(DATA SUPPLIED)
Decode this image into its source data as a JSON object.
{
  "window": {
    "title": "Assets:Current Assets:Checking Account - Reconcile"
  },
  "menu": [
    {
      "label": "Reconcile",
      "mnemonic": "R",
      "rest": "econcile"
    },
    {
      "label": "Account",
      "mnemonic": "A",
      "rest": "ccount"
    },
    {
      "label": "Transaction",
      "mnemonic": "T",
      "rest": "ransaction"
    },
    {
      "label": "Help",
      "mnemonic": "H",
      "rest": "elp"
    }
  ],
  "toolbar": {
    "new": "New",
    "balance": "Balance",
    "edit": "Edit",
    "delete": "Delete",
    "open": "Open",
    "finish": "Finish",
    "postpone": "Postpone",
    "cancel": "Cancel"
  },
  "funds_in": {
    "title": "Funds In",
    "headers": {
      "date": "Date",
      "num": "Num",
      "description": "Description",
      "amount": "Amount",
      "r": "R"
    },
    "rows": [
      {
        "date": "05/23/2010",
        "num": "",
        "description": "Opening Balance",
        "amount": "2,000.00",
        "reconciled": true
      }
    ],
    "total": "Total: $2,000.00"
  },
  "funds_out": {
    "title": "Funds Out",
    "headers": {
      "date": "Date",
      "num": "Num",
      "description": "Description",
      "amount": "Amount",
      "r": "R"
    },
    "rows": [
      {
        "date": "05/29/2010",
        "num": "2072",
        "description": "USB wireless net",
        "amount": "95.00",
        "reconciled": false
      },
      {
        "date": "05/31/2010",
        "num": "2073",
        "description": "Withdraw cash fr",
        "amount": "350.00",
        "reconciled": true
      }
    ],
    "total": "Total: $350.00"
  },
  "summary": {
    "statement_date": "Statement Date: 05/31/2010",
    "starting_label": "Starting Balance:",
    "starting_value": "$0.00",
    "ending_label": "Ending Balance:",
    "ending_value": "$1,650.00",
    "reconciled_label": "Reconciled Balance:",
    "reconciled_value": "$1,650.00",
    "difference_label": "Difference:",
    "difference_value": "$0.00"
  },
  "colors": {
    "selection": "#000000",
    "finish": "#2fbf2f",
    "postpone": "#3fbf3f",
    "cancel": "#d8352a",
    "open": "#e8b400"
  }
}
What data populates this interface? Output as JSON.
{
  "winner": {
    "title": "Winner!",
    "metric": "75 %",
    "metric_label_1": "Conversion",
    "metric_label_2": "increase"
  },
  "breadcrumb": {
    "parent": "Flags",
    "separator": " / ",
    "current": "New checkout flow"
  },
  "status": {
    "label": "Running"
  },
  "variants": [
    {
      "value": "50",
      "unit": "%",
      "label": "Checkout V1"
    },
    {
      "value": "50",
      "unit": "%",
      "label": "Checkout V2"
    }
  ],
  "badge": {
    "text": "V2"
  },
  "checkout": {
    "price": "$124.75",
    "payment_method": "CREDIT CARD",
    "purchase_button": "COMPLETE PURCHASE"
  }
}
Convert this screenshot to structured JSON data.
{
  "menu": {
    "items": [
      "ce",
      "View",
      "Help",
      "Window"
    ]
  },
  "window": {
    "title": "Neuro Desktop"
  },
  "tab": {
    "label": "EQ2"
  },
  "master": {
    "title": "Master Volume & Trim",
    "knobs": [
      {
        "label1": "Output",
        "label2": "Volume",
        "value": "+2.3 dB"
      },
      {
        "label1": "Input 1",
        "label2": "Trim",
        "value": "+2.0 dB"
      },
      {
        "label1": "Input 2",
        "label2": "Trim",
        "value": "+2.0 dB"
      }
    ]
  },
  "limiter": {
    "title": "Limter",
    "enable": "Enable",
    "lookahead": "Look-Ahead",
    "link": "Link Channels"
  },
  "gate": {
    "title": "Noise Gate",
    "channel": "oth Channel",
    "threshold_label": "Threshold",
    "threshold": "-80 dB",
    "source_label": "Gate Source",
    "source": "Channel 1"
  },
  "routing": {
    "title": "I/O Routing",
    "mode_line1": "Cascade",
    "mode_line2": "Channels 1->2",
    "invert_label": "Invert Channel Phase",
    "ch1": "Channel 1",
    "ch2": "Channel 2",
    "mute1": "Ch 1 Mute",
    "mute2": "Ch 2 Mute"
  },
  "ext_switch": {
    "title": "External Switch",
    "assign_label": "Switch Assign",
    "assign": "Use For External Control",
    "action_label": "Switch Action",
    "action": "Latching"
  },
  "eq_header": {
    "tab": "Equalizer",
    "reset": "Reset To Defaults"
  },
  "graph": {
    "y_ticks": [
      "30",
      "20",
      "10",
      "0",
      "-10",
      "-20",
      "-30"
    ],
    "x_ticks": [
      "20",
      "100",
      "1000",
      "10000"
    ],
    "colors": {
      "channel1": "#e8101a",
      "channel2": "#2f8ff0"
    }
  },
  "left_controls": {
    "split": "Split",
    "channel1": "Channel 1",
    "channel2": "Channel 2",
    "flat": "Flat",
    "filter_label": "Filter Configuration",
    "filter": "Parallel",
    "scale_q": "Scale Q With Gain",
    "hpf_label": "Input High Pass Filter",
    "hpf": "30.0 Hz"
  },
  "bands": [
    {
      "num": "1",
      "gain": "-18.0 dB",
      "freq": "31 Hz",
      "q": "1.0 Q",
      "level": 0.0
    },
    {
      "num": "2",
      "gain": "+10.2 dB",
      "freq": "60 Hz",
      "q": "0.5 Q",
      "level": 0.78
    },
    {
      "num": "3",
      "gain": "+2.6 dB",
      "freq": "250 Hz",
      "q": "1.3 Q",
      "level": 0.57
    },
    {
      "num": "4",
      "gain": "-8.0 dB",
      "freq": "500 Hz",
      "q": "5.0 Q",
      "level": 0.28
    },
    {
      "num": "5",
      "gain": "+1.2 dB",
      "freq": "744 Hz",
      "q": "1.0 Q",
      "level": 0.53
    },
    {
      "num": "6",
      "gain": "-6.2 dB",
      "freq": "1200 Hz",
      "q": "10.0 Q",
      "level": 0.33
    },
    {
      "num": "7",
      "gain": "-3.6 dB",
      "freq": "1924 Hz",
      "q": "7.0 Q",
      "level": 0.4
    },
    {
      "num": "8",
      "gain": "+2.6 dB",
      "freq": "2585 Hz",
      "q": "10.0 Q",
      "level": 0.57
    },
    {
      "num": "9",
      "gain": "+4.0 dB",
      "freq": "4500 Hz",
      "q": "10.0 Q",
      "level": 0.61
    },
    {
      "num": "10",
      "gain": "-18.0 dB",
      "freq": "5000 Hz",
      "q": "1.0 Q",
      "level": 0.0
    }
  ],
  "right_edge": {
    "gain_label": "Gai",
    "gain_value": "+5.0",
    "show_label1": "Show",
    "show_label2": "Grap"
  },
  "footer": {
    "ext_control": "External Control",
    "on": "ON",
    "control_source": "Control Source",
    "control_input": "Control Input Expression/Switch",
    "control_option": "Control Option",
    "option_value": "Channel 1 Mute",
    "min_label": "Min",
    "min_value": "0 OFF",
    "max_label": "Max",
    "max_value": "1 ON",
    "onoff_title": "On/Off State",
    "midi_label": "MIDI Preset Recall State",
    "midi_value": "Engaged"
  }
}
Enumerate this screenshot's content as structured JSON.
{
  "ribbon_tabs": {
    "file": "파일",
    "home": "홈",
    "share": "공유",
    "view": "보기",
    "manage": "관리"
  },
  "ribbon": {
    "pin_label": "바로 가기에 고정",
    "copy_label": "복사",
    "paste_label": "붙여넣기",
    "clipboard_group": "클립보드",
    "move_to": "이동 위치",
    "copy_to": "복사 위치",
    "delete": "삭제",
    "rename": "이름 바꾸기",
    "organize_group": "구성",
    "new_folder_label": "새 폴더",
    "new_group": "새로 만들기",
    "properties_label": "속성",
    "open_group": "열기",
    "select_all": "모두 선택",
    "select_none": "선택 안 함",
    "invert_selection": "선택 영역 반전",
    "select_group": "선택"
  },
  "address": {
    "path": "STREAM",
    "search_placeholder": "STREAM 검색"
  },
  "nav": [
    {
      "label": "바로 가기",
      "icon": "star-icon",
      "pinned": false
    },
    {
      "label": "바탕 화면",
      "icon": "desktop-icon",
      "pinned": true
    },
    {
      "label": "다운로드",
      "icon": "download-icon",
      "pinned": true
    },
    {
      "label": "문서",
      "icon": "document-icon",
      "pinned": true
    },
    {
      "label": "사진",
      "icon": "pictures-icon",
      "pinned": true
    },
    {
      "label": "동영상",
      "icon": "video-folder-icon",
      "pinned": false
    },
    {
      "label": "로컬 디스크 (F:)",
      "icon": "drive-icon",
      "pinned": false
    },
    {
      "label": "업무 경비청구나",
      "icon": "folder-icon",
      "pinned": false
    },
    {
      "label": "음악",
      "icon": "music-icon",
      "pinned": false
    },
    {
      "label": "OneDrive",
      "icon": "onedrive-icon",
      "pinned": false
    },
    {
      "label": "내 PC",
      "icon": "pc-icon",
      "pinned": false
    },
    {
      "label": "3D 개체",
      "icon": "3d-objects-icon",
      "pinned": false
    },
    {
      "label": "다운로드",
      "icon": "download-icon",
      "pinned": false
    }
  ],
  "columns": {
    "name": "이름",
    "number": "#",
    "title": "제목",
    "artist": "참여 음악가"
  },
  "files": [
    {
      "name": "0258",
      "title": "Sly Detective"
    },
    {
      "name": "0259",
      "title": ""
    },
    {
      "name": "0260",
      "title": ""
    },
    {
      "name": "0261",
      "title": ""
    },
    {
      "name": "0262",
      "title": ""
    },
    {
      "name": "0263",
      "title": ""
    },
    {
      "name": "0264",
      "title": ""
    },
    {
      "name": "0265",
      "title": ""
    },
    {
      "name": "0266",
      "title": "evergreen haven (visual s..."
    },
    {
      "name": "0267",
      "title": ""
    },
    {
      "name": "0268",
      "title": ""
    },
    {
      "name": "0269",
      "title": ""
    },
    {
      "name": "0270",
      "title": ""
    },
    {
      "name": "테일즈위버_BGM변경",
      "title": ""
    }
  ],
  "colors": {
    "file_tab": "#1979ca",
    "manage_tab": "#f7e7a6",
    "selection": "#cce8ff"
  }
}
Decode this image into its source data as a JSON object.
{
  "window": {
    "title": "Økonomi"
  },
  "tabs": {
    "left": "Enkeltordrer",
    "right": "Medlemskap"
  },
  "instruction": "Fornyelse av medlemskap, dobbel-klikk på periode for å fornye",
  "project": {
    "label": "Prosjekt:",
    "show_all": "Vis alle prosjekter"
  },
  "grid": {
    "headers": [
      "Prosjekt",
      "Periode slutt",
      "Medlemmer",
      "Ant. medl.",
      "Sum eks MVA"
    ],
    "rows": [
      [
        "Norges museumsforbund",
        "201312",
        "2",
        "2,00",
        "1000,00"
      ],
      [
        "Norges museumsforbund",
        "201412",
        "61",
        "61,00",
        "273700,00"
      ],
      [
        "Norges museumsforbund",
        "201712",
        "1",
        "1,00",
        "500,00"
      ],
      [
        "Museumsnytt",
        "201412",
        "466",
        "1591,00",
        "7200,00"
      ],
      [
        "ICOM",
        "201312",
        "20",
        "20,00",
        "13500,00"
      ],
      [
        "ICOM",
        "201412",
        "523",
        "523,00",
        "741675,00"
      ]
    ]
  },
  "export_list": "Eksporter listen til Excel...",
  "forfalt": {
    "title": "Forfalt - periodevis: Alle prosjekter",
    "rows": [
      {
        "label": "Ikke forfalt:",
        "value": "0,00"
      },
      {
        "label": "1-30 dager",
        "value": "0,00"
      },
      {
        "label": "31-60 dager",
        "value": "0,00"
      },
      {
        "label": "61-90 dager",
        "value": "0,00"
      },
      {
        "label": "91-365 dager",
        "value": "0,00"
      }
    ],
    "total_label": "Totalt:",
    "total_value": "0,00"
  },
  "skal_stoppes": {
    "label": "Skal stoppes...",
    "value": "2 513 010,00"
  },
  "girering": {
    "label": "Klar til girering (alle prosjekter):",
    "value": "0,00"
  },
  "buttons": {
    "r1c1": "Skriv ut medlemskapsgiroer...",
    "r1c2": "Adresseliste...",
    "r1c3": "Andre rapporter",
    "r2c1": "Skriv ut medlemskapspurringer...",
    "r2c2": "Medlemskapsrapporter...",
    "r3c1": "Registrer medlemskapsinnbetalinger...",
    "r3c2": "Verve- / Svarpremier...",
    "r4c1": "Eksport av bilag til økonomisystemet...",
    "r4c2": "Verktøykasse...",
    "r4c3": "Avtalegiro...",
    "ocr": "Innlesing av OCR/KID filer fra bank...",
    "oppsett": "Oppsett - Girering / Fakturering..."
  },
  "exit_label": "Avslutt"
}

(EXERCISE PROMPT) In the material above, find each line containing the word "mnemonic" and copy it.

(SOLUTION TO THE PROBLEM)
      "mnemonic": "R",
      "mnemonic": "A",
      "mnemonic": "T",
      "mnemonic": "H",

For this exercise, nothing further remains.